The current exhibition at Somerset House, ‘Christine Sun Kim: Edges of Sign Language’, displays how Christine’s contemporary practice interrogates the roles of space, sound, language and shape in our society. In a small room, one finds different shaped unpainted canvases hung on the walls. They are rounded, smooth, and almost moving which, for their uniqueness, immediately suggest some kind of confrontation to the viewer.
Christine’s practice began with painting and later developed across other mediums, from drawing, video, installation and performances. While the oddly shaped blank canvases in ‘Edges of Sign Language’ reference painting, the exhibition works more like an installation or performance where the canvases perform many roles: they absorb the mood of the room, its surrounding sound, while also represent a lack of it, and evoke how communication can occur through shape and movement.

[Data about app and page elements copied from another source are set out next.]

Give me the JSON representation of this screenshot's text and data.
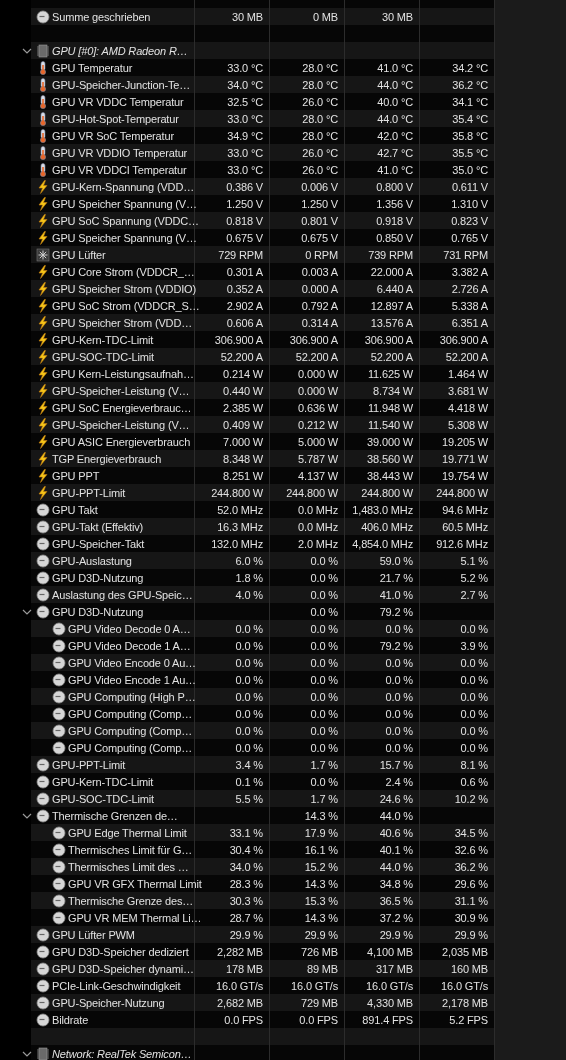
{
  "groups": [
    {
      "rows": [
        {
          "label": "Summe geschrieben",
          "kind": "clock",
          "column_2": "30 MB",
          "column_3": "0 MB",
          "column_4": "30 MB"
        }
      ]
    },
    {
      "title": "GPU [#0]: AMD Radeon R…",
      "expanded": true,
      "rows": [
        {
          "label": "GPU Temperatur",
          "kind": "temperature",
          "column_2": "33.0 °C",
          "column_3": "28.0 °C",
          "column_4": "41.0 °C",
          "column_5": "34.2 °C"
        },
        {
          "label": "GPU-Speicher-Junction-Te…",
          "kind": "temperature",
          "column_2": "34.0 °C",
          "column_3": "28.0 °C",
          "column_4": "44.0 °C",
          "column_5": "36.2 °C"
        },
        {
          "label": "GPU VR VDDC Temperatur",
          "kind": "temperature",
          "column_2": "32.5 °C",
          "column_3": "26.0 °C",
          "column_4": "40.0 °C",
          "column_5": "34.1 °C"
        },
        {
          "label": "GPU-Hot-Spot-Temperatur",
          "kind": "temperature",
          "column_2": "33.0 °C",
          "column_3": "28.0 °C",
          "column_4": "44.0 °C",
          "column_5": "35.4 °C"
        },
        {
          "label": "GPU VR SoC Temperatur",
          "kind": "temperature",
          "column_2": "34.9 °C",
          "column_3": "28.0 °C",
          "column_4": "42.0 °C",
          "column_5": "35.8 °C"
        },
        {
          "label": "GPU VR VDDIO Temperatur",
          "kind": "temperature",
          "column_2": "33.0 °C",
          "column_3": "26.0 °C",
          "column_4": "42.7 °C",
          "column_5": "35.5 °C"
        },
        {
          "label": "GPU VR VDDCI Temperatur",
          "kind": "temperature",
          "column_2": "33.0 °C",
          "column_3": "26.0 °C",
          "column_4": "41.0 °C",
          "column_5": "35.0 °C"
        },
        {
          "label": "GPU-Kern-Spannung (VDD…",
          "kind": "electric",
          "column_2": "0.386 V",
          "column_3": "0.006 V",
          "column_4": "0.800 V",
          "column_5": "0.611 V"
        },
        {
          "label": "GPU Speicher Spannung (V…",
          "kind": "electric",
          "column_2": "1.250 V",
          "column_3": "1.250 V",
          "column_4": "1.356 V",
          "column_5": "1.310 V"
        },
        {
          "label": "GPU SoC Spannung (VDDC…",
          "kind": "electric",
          "column_2": "0.818 V",
          "column_3": "0.801 V",
          "column_4": "0.918 V",
          "column_5": "0.823 V"
        },
        {
          "label": "GPU Speicher Spannung (V…",
          "kind": "electric",
          "column_2": "0.675 V",
          "column_3": "0.675 V",
          "column_4": "0.850 V",
          "column_5": "0.765 V"
        },
        {
          "label": "GPU Lüfter",
          "kind": "fan",
          "column_2": "729 RPM",
          "column_3": "0 RPM",
          "column_4": "739 RPM",
          "column_5": "731 RPM"
        },
        {
          "label": "GPU Core Strom (VDDCR_…",
          "kind": "electric",
          "column_2": "0.301 A",
          "column_3": "0.003 A",
          "column_4": "22.000 A",
          "column_5": "3.382 A"
        },
        {
          "label": "GPU Speicher Strom (VDDIO)",
          "kind": "electric",
          "column_2": "0.352 A",
          "column_3": "0.000 A",
          "column_4": "6.440 A",
          "column_5": "2.726 A"
        },
        {
          "label": "GPU SoC Strom (VDDCR_S…",
          "kind": "electric",
          "column_2": "2.902 A",
          "column_3": "0.792 A",
          "column_4": "12.897 A",
          "column_5": "5.338 A"
        },
        {
          "label": "GPU Speicher Strom (VDD…",
          "kind": "electric",
          "column_2": "0.606 A",
          "column_3": "0.314 A",
          "column_4": "13.576 A",
          "column_5": "6.351 A"
        },
        {
          "label": "GPU-Kern-TDC-Limit",
          "kind": "electric",
          "column_2": "306.900 A",
          "column_3": "306.900 A",
          "column_4": "306.900 A",
          "column_5": "306.900 A"
        },
        {
          "label": "GPU-SOC-TDC-Limit",
          "kind": "electric",
          "column_2": "52.200 A",
          "column_3": "52.200 A",
          "column_4": "52.200 A",
          "column_5": "52.200 A"
        },
        {
          "label": "GPU Kern-Leistungsaufnah…",
          "kind": "electric",
          "column_2": "0.214 W",
          "column_3": "0.000 W",
          "column_4": "11.625 W",
          "column_5": "1.464 W"
        },
        {
          "label": "GPU-Speicher-Leistung (V…",
          "kind": "electric",
          "column_2": "0.440 W",
          "column_3": "0.000 W",
          "column_4": "8.734 W",
          "column_5": "3.681 W"
        },
        {
          "label": "GPU SoC Energieverbrauc…",
          "kind": "electric",
          "column_2": "2.385 W",
          "column_3": "0.636 W",
          "column_4": "11.948 W",
          "column_5": "4.418 W"
        },
        {
          "label": "GPU-Speicher-Leistung (V…",
          "kind": "electric",
          "column_2": "0.409 W",
          "column_3": "0.212 W",
          "column_4": "11.540 W",
          "column_5": "5.308 W"
        },
        {
          "label": "GPU ASIC Energieverbrauch",
          "kind": "electric",
          "column_2": "7.000 W",
          "column_3": "5.000 W",
          "column_4": "39.000 W",
          "column_5": "19.205 W"
        },
        {
          "label": "TGP Energieverbrauch",
          "kind": "electric",
          "column_2": "8.348 W",
          "column_3": "5.787 W",
          "column_4": "38.560 W",
          "column_5": "19.771 W"
        },
        {
          "label": "GPU PPT",
          "kind": "electric",
          "column_2": "8.251 W",
          "column_3": "4.137 W",
          "column_4": "38.443 W",
          "column_5": "19.754 W"
        },
        {
          "label": "GPU-PPT-Limit",
          "kind": "electric",
          "column_2": "244.800 W",
          "column_3": "244.800 W",
          "column_4": "244.800 W",
          "column_5": "244.800 W"
        },
        {
          "label": "GPU Takt",
          "kind": "clock",
          "column_2": "52.0 MHz",
          "column_3": "0.0 MHz",
          "column_4": "1,483.0 MHz",
          "column_5": "94.6 MHz"
        },
        {
          "label": "GPU-Takt (Effektiv)",
          "kind": "clock",
          "column_2": "16.3 MHz",
          "column_3": "0.0 MHz",
          "column_4": "406.0 MHz",
          "column_5": "60.5 MHz"
        },
        {
          "label": "GPU-Speicher-Takt",
          "kind": "clock",
          "column_2": "132.0 MHz",
          "column_3": "2.0 MHz",
          "column_4": "4,854.0 MHz",
          "column_5": "912.6 MHz"
        },
        {
          "label": "GPU-Auslastung",
          "kind": "clock",
          "column_2": "6.0 %",
          "column_3": "0.0 %",
          "column_4": "59.0 %",
          "column_5": "5.1 %"
        },
        {
          "label": "GPU D3D-Nutzung",
          "kind": "clock",
          "column_2": "1.8 %",
          "column_3": "0.0 %",
          "column_4": "21.7 %",
          "column_5": "5.2 %"
        },
        {
          "label": "Auslastung des GPU-Speic…",
          "kind": "clock",
          "column_2": "4.0 %",
          "column_3": "0.0 %",
          "column_4": "41.0 %",
          "column_5": "2.7 %"
        },
        {
          "label": "GPU D3D-Nutzung",
          "kind": "clock",
          "column_3": "0.0 %",
          "column_4": "79.2 %",
          "expanded": true,
          "children": [
            {
              "label": "GPU Video Decode 0 A…",
              "kind": "clock",
              "column_2": "0.0 %",
              "column_3": "0.0 %",
              "column_4": "0.0 %",
              "column_5": "0.0 %"
            },
            {
              "label": "GPU Video Decode 1 A…",
              "kind": "clock",
              "column_2": "0.0 %",
              "column_3": "0.0 %",
              "column_4": "79.2 %",
              "column_5": "3.9 %"
            },
            {
              "label": "GPU Video Encode 0 Au…",
              "kind": "clock",
              "column_2": "0.0 %",
              "column_3": "0.0 %",
              "column_4": "0.0 %",
              "column_5": "0.0 %"
            },
            {
              "label": "GPU Video Encode 1 Au…",
              "kind": "clock",
              "column_2": "0.0 %",
              "column_3": "0.0 %",
              "column_4": "0.0 %",
              "column_5": "0.0 %"
            },
            {
              "label": "GPU Computing (High P…",
              "kind": "clock",
              "column_2": "0.0 %",
              "column_3": "0.0 %",
              "column_4": "0.0 %",
              "column_5": "0.0 %"
            },
            {
              "label": "GPU Computing (Comp…",
              "kind": "clock",
              "column_2": "0.0 %",
              "column_3": "0.0 %",
              "column_4": "0.0 %",
              "column_5": "0.0 %"
            },
            {
              "label": "GPU Computing (Comp…",
              "kind": "clock",
              "column_2": "0.0 %",
              "column_3": "0.0 %",
              "column_4": "0.0 %",
              "column_5": "0.0 %"
            },
            {
              "label": "GPU Computing (Comp…",
              "kind": "clock",
              "column_2": "0.0 %",
              "column_3": "0.0 %",
              "column_4": "0.0 %",
              "column_5": "0.0 %"
            }
          ]
        },
        {
          "label": "GPU-PPT-Limit",
          "kind": "clock",
          "column_2": "3.4 %",
          "column_3": "1.7 %",
          "column_4": "15.7 %",
          "column_5": "8.1 %"
        },
        {
          "label": "GPU-Kern-TDC-Limit",
          "kind": "clock",
          "column_2": "0.1 %",
          "column_3": "0.0 %",
          "column_4": "2.4 %",
          "column_5": "0.6 %"
        },
        {
          "label": "GPU-SOC-TDC-Limit",
          "kind": "clock",
          "column_2": "5.5 %",
          "column_3": "1.7 %",
          "column_4": "24.6 %",
          "column_5": "10.2 %"
        },
        {
          "label": "Thermische Grenzen de…",
          "kind": "clock",
          "column_3": "14.3 %",
          "column_4": "44.0 %",
          "expanded": true,
          "children": [
            {
              "label": "GPU Edge Thermal Limit",
              "kind": "clock",
              "column_2": "33.1 %",
              "column_3": "17.9 %",
              "column_4": "40.6 %",
              "column_5": "34.5 %"
            },
            {
              "label": "Thermisches Limit für G…",
              "kind": "clock",
              "column_2": "30.4 %",
              "column_3": "16.1 %",
              "column_4": "40.1 %",
              "column_5": "32.6 %"
            },
            {
              "label": "Thermisches Limit des …",
              "kind": "clock",
              "column_2": "34.0 %",
              "column_3": "15.2 %",
              "column_4": "44.0 %",
              "column_5": "36.2 %"
            },
            {
              "label": "GPU VR GFX Thermal Limit",
              "kind": "clock",
              "column_2": "28.3 %",
              "column_3": "14.3 %",
              "column_4": "34.8 %",
              "column_5": "29.6 %"
            },
            {
              "label": "Thermische Grenze des…",
              "kind": "clock",
              "column_2": "30.3 %",
              "column_3": "15.3 %",
              "column_4": "36.5 %",
              "column_5": "31.1 %"
            },
            {
              "label": "GPU VR MEM Thermal Li…",
              "kind": "clock",
              "column_2": "28.7 %",
              "column_3": "14.3 %",
              "column_4": "37.2 %",
              "column_5": "30.9 %"
            }
          ]
        },
        {
          "label": "GPU Lüfter PWM",
          "kind": "clock",
          "column_2": "29.9 %",
          "column_3": "29.9 %",
          "column_4": "29.9 %",
          "column_5": "29.9 %"
        },
        {
          "label": "GPU D3D-Speicher dediziert",
          "kind": "clock",
          "column_2": "2,282 MB",
          "column_3": "726 MB",
          "column_4": "4,100 MB",
          "column_5": "2,035 MB"
        },
        {
          "label": "GPU D3D-Speicher dynami…",
          "kind": "clock",
          "column_2": "178 MB",
          "column_3": "89 MB",
          "column_4": "317 MB",
          "column_5": "160 MB"
        },
        {
          "label": "PCIe-Link-Geschwindigkeit",
          "kind": "clock",
          "column_2": "16.0 GT/s",
          "column_3": "16.0 GT/s",
          "column_4": "16.0 GT/s",
          "column_5": "16.0 GT/s"
        },
        {
          "label": "GPU-Speicher-Nutzung",
          "kind": "clock",
          "column_2": "2,682 MB",
          "column_3": "729 MB",
          "column_4": "4,330 MB",
          "column_5": "2,178 MB"
        },
        {
          "label": "Bildrate",
          "kind": "clock",
          "column_2": "0.0 FPS",
          "column_3": "0.0 FPS",
          "column_4": "891.4 FPS",
          "column_5": "5.2 FPS"
        }
      ]
    },
    {
      "title": "Network: RealTek Semicon…",
      "expanded": true
    }
  ]
}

Christine’s work reflects her journey of creating representations of her relationship with sound and the environment, in ways that resonate with her. Now, she uses her practice to strongly confront societies values, placement, and adoption of sound, and brings viewers to consider the role different senses play in their life and beyond.

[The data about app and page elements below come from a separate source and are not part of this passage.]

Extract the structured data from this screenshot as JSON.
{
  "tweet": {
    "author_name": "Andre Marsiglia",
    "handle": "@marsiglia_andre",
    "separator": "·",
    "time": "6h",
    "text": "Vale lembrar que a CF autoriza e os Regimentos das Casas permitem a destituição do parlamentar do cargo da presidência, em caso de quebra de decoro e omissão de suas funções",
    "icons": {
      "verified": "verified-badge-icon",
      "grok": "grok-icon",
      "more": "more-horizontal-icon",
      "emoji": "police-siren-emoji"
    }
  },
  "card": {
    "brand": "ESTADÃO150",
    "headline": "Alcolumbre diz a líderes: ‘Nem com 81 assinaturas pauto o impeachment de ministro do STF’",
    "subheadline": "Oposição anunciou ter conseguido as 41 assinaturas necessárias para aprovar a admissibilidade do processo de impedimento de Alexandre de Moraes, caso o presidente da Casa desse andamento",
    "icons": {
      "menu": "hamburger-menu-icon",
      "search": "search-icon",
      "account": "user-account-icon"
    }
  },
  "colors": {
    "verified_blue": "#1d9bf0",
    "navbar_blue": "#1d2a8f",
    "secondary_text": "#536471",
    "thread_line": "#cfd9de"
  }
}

In her 2015 Ted Talk, Christine articulated how, when she was younger “as a deaf person living in a world of sound” it was as if she was “living in a foreign country, blindly following its rules, customs, behaviours and norms without ever questioning them.” It was only when she enrolled in an MFA in music and sound at Bard College in Hudson Valley that she confronted her younger self’s mentality and embraced her interest in the crucial role of sound in society. For example, she found similarities between music and ASL (American Sign Language), in the way that neither can be fully captured on paper, and that they are both highly sensitive to changes that can affect their whole meaning. From here she began to foreground sound and communication as the subjects of her work, for example, focusing on the representation of mundane concepts like “the sound of laziness” or “the sound of temperature rising” in new ways.

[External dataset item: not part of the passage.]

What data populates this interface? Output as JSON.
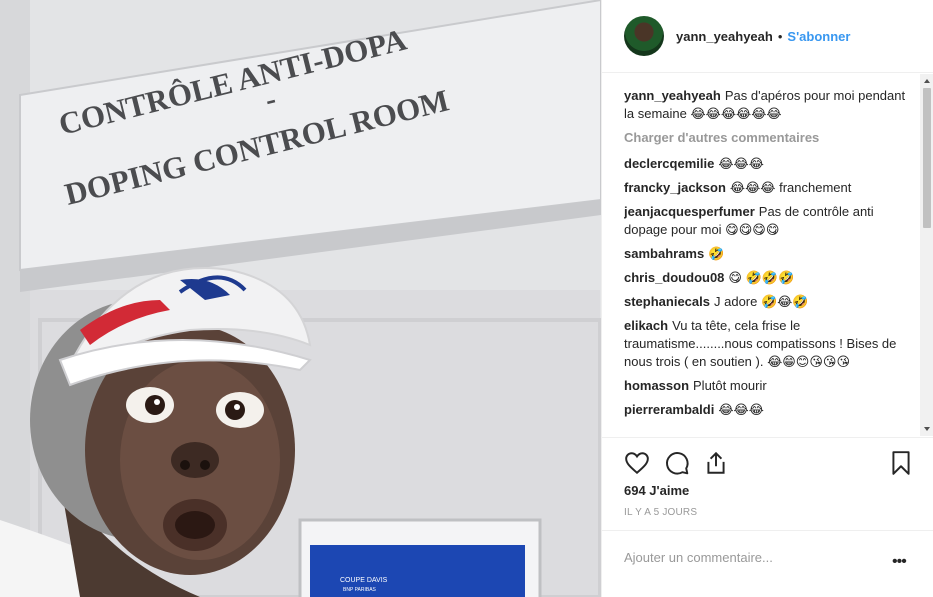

Today, her work couldn’t be louder. Often combining it with engaging activities, activism, and public speaking, she explores how sound exists as a social currency in our world in ways that that often go unnoticed. Perhaps the apparent minimalist aesthetic of the work on display at Somerset House plays on this by requiring the physical presence of different kinds of people and senses to be activated.
Many reactions may be had to the work but, fundamentally, it is Christine’s meaningful ability to make us think about the many relationships with sound that exist through visual means that is truly unique and striking.
All quotes from Christine Sun Kim’s Ted Talk ‘The enchanting music of sign language’ (2015). https://www.ted.com/talks/christine_sun_kim_the_enchanting_music_of_sign_language
Image: Christine Sun Kim’s All Day All Night, Photo credit Reinis Lismanis
Review by Michela Giachino
Since studying History of Art at The University of Oxford Michela has continued to pursue her interests in art and culture. She particularly enjoys considering how contemporary and historical art forms are presented to the wider public through exhibitions and viewings at art institutions. Michela’s favourite mediums include photography, film, painting and drawing, and she is always excited to learn about new art.
Read Michela’s latest review here Review: Gogosian-Rites of Passage-‘Passages as natural flux’-Britannia Street, London, until 29 April – Abundant Art
Edges of Sign Language is commissioned by Somerset House in collaboration with Goethe-Institut London as part of Hyper Functional, Ultra Healthy, a dynamic series that considers individual and collective health and wellbeing through a programme of newly commissioned artworks, films, workshops, and conversations.
For more information visit Christine Sun Kim: Edges of Sign Language | Somerset House